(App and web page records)
+-------+
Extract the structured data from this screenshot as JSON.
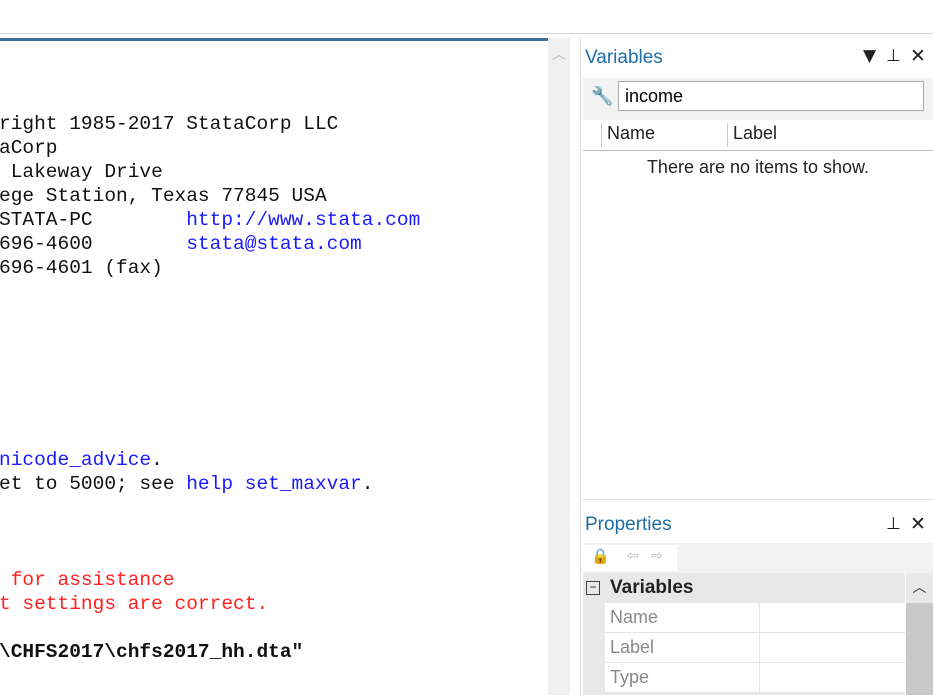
{
  "results": {
    "lines": [
      [
        {
          "t": "right 1985-2017 StataCorp LLC",
          "c": ""
        }
      ],
      [
        {
          "t": "aCorp",
          "c": ""
        }
      ],
      [
        {
          "t": " Lakeway Drive",
          "c": ""
        }
      ],
      [
        {
          "t": "ege Station, Texas 77845 USA",
          "c": ""
        }
      ],
      [
        {
          "t": "STATA-PC        ",
          "c": ""
        },
        {
          "t": "http://www.stata.com",
          "c": "blue"
        }
      ],
      [
        {
          "t": "696-4600        ",
          "c": ""
        },
        {
          "t": "stata@stata.com",
          "c": "blue"
        }
      ],
      [
        {
          "t": "696-4601 (fax)",
          "c": ""
        }
      ],
      [
        {
          "t": "nicode_advice",
          "c": "blue"
        },
        {
          "t": ".",
          "c": ""
        }
      ],
      [
        {
          "t": "et to 5000; see ",
          "c": ""
        },
        {
          "t": "help set_maxvar",
          "c": "blue"
        },
        {
          "t": ".",
          "c": ""
        }
      ],
      [
        {
          "t": " for assistance",
          "c": "red"
        }
      ],
      [
        {
          "t": "t settings are correct.",
          "c": "red"
        }
      ],
      [
        {
          "t": "\\CHFS2017\\chfs2017_hh.dta\"",
          "c": "bold"
        }
      ]
    ]
  },
  "variables": {
    "title": "Variables",
    "search_value": "income",
    "columns": [
      "Name",
      "Label"
    ],
    "empty_message": "There are no items to show."
  },
  "properties": {
    "title": "Properties",
    "section": "Variables",
    "rows": [
      "Name",
      "Label",
      "Type"
    ]
  }
}
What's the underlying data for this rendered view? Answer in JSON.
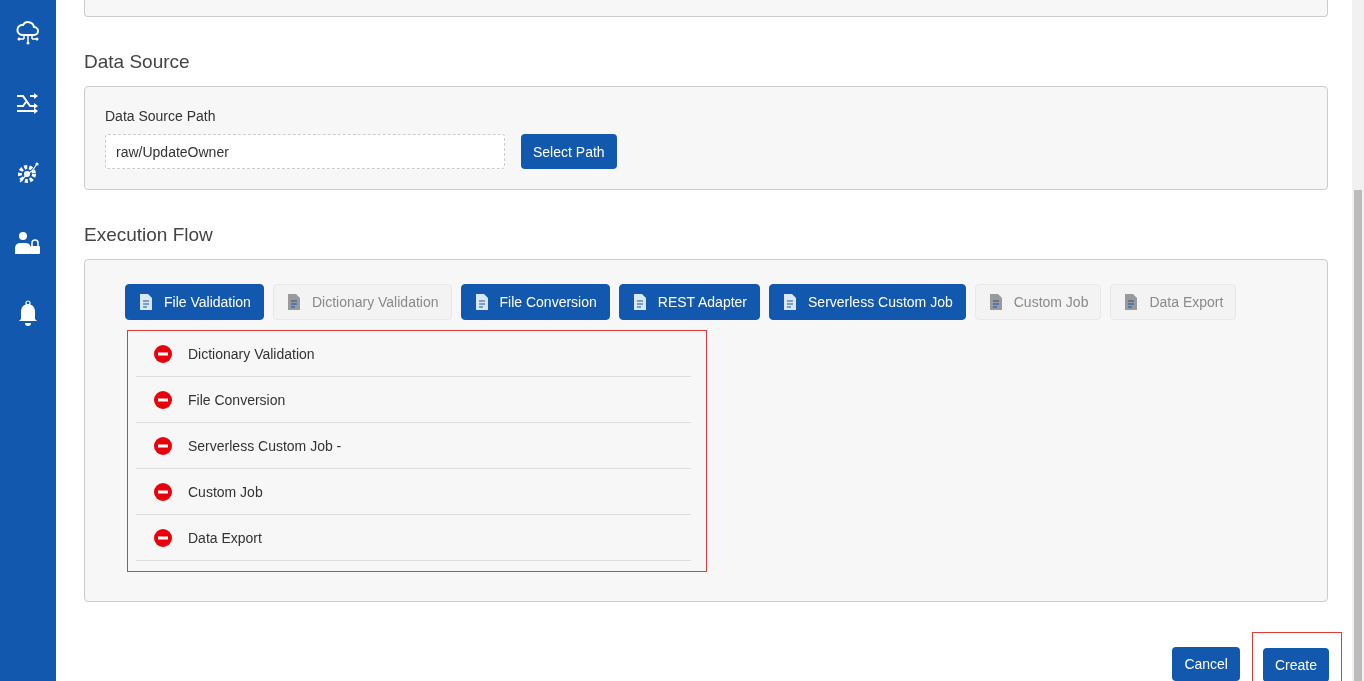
{
  "data_source": {
    "heading": "Data Source",
    "path_label": "Data Source Path",
    "path_value": "raw/UpdateOwner",
    "select_button": "Select Path"
  },
  "execution_flow": {
    "heading": "Execution Flow",
    "steps": [
      {
        "label": "File Validation",
        "disabled": false
      },
      {
        "label": "Dictionary Validation",
        "disabled": true
      },
      {
        "label": "File Conversion",
        "disabled": false
      },
      {
        "label": "REST Adapter",
        "disabled": false
      },
      {
        "label": "Serverless Custom Job",
        "disabled": false
      },
      {
        "label": "Custom Job",
        "disabled": true
      },
      {
        "label": "Data Export",
        "disabled": true
      }
    ],
    "selected_steps": [
      "Dictionary Validation",
      "File Conversion",
      "Serverless Custom Job -",
      "Custom Job",
      "Data Export"
    ]
  },
  "actions": {
    "cancel": "Cancel",
    "create": "Create"
  }
}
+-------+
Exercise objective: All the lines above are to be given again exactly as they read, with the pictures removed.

Response to the task:
Extract the structured data from this screenshot as JSON.
{
  "results": {
    "lines": [
      [
        {
          "t": "right 1985-2017 StataCorp LLC",
          "c": ""
        }
      ],
      [
        {
          "t": "aCorp",
          "c": ""
        }
      ],
      [
        {
          "t": " Lakeway Drive",
          "c": ""
        }
      ],
      [
        {
          "t": "ege Station, Texas 77845 USA",
          "c": ""
        }
      ],
      [
        {
          "t": "STATA-PC        ",
          "c": ""
        },
        {
          "t": "http://www.stata.com",
          "c": "blue"
        }
      ],
      [
        {
          "t": "696-4600        ",
          "c": ""
        },
        {
          "t": "stata@stata.com",
          "c": "blue"
        }
      ],
      [
        {
          "t": "696-4601 (fax)",
          "c": ""
        }
      ],
      [
        {
          "t": "nicode_advice",
          "c": "blue"
        },
        {
          "t": ".",
          "c": ""
        }
      ],
      [
        {
          "t": "et to 5000; see ",
          "c": ""
        },
        {
          "t": "help set_maxvar",
          "c": "blue"
        },
        {
          "t": ".",
          "c": ""
        }
      ],
      [
        {
          "t": " for assistance",
          "c": "red"
        }
      ],
      [
        {
          "t": "t settings are correct.",
          "c": "red"
        }
      ],
      [
        {
          "t": "\\CHFS2017\\chfs2017_hh.dta\"",
          "c": "bold"
        }
      ]
    ]
  },
  "variables": {
    "title": "Variables",
    "search_value": "income",
    "columns": [
      "Name",
      "Label"
    ],
    "empty_message": "There are no items to show."
  },
  "properties": {
    "title": "Properties",
    "section": "Variables",
    "rows": [
      "Name",
      "Label",
      "Type"
    ]
  }
}
What's the underlying data for this rendered view? Answer in JSON.
{
  "data_source": {
    "heading": "Data Source",
    "path_label": "Data Source Path",
    "path_value": "raw/UpdateOwner",
    "select_button": "Select Path"
  },
  "execution_flow": {
    "heading": "Execution Flow",
    "steps": [
      {
        "label": "File Validation",
        "disabled": false
      },
      {
        "label": "Dictionary Validation",
        "disabled": true
      },
      {
        "label": "File Conversion",
        "disabled": false
      },
      {
        "label": "REST Adapter",
        "disabled": false
      },
      {
        "label": "Serverless Custom Job",
        "disabled": false
      },
      {
        "label": "Custom Job",
        "disabled": true
      },
      {
        "label": "Data Export",
        "disabled": true
      }
    ],
    "selected_steps": [
      "Dictionary Validation",
      "File Conversion",
      "Serverless Custom Job -",
      "Custom Job",
      "Data Export"
    ]
  },
  "actions": {
    "cancel": "Cancel",
    "create": "Create"
  }
}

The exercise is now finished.